▶ Task description: Please give the records below again in full, exactly, with the images left out.

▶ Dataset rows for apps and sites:

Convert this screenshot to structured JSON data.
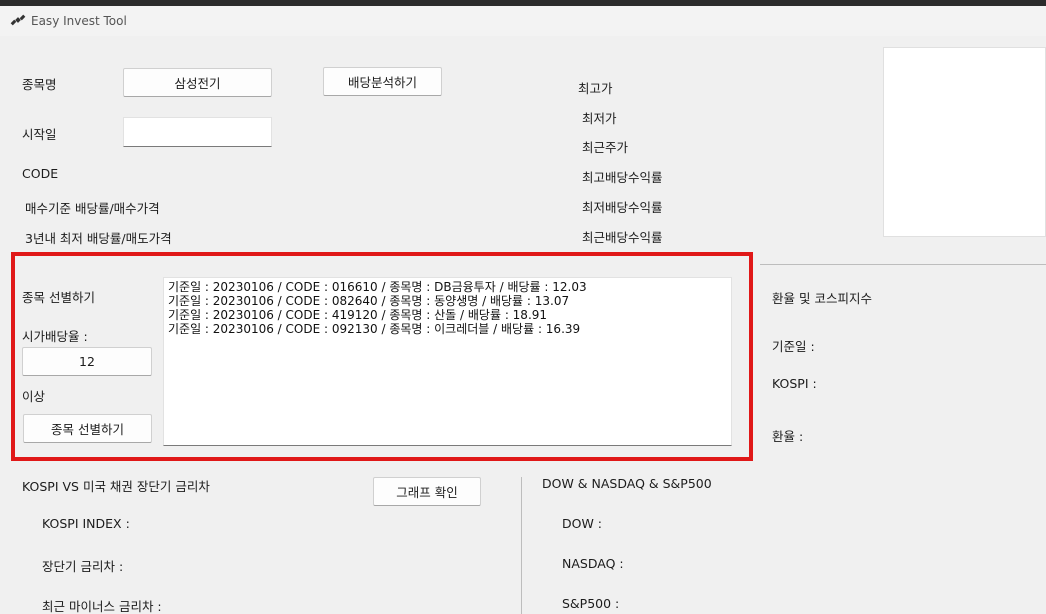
{
  "window": {
    "title": "Easy Invest Tool",
    "app_icon": "satellite-icon"
  },
  "top_form": {
    "stock_name_label": "종목명",
    "stock_name_value": "삼성전기",
    "dividend_analysis_button": "배당분석하기",
    "start_date_label": "시작일",
    "start_date_value": "",
    "code_label": "CODE",
    "buy_basis_label": "매수기준 배당률/매수가격",
    "three_year_label": "3년내 최저 배당률/매도가격"
  },
  "stats": {
    "high_price": "최고가",
    "low_price": "최저가",
    "recent_price": "최근주가",
    "highest_yield": "최고배당수익률",
    "lowest_yield": "최저배당수익률",
    "recent_yield": "최근배당수익률"
  },
  "screener": {
    "section_label": "종목 선별하기",
    "market_yield_label": "시가배당율 :",
    "market_yield_value": "12",
    "above_label": "이상",
    "screen_button": "종목 선별하기",
    "results": [
      "기준일 : 20230106 / CODE : 016610 / 종목명 : DB금융투자 / 배당률 : 12.03",
      "기준일 : 20230106 / CODE : 082640 / 종목명 : 동양생명 / 배당률 : 13.07",
      "기준일 : 20230106 / CODE : 419120 / 종목명 : 산돌 / 배당률 : 18.91",
      "기준일 : 20230106 / CODE : 092130 / 종목명 : 이크레더블 / 배당률 : 16.39"
    ]
  },
  "exchange": {
    "title": "환율 및 코스피지수",
    "base_date": "기준일 :",
    "kospi": "KOSPI :",
    "rate": "환율 :"
  },
  "bond": {
    "title": "KOSPI VS 미국 채권 장단기 금리차",
    "graph_button": "그래프 확인",
    "kospi_index": "KOSPI INDEX :",
    "spread": "장단기 금리차 :",
    "recent_negative": "최근 마이너스 금리차 :"
  },
  "indices": {
    "title": "DOW & NASDAQ & S&P500",
    "dow": "DOW :",
    "nasdaq": "NASDAQ :",
    "sp500": "S&P500 :"
  },
  "highlight_color": "#e01818"
}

▶ Answer to this exercise:
Convert this screenshot to structured JSON data.
{
  "window": {
    "title": "Easy Invest Tool",
    "app_icon": "satellite-icon"
  },
  "top_form": {
    "stock_name_label": "종목명",
    "stock_name_value": "삼성전기",
    "dividend_analysis_button": "배당분석하기",
    "start_date_label": "시작일",
    "start_date_value": "",
    "code_label": "CODE",
    "buy_basis_label": "매수기준 배당률/매수가격",
    "three_year_label": "3년내 최저 배당률/매도가격"
  },
  "stats": {
    "high_price": "최고가",
    "low_price": "최저가",
    "recent_price": "최근주가",
    "highest_yield": "최고배당수익률",
    "lowest_yield": "최저배당수익률",
    "recent_yield": "최근배당수익률"
  },
  "screener": {
    "section_label": "종목 선별하기",
    "market_yield_label": "시가배당율 :",
    "market_yield_value": "12",
    "above_label": "이상",
    "screen_button": "종목 선별하기",
    "results": [
      "기준일 : 20230106 / CODE : 016610 / 종목명 : DB금융투자 / 배당률 : 12.03",
      "기준일 : 20230106 / CODE : 082640 / 종목명 : 동양생명 / 배당률 : 13.07",
      "기준일 : 20230106 / CODE : 419120 / 종목명 : 산돌 / 배당률 : 18.91",
      "기준일 : 20230106 / CODE : 092130 / 종목명 : 이크레더블 / 배당률 : 16.39"
    ]
  },
  "exchange": {
    "title": "환율 및 코스피지수",
    "base_date": "기준일 :",
    "kospi": "KOSPI :",
    "rate": "환율 :"
  },
  "bond": {
    "title": "KOSPI VS 미국 채권 장단기 금리차",
    "graph_button": "그래프 확인",
    "kospi_index": "KOSPI INDEX :",
    "spread": "장단기 금리차 :",
    "recent_negative": "최근 마이너스 금리차 :"
  },
  "indices": {
    "title": "DOW & NASDAQ & S&P500",
    "dow": "DOW :",
    "nasdaq": "NASDAQ :",
    "sp500": "S&P500 :"
  },
  "highlight_color": "#e01818"
}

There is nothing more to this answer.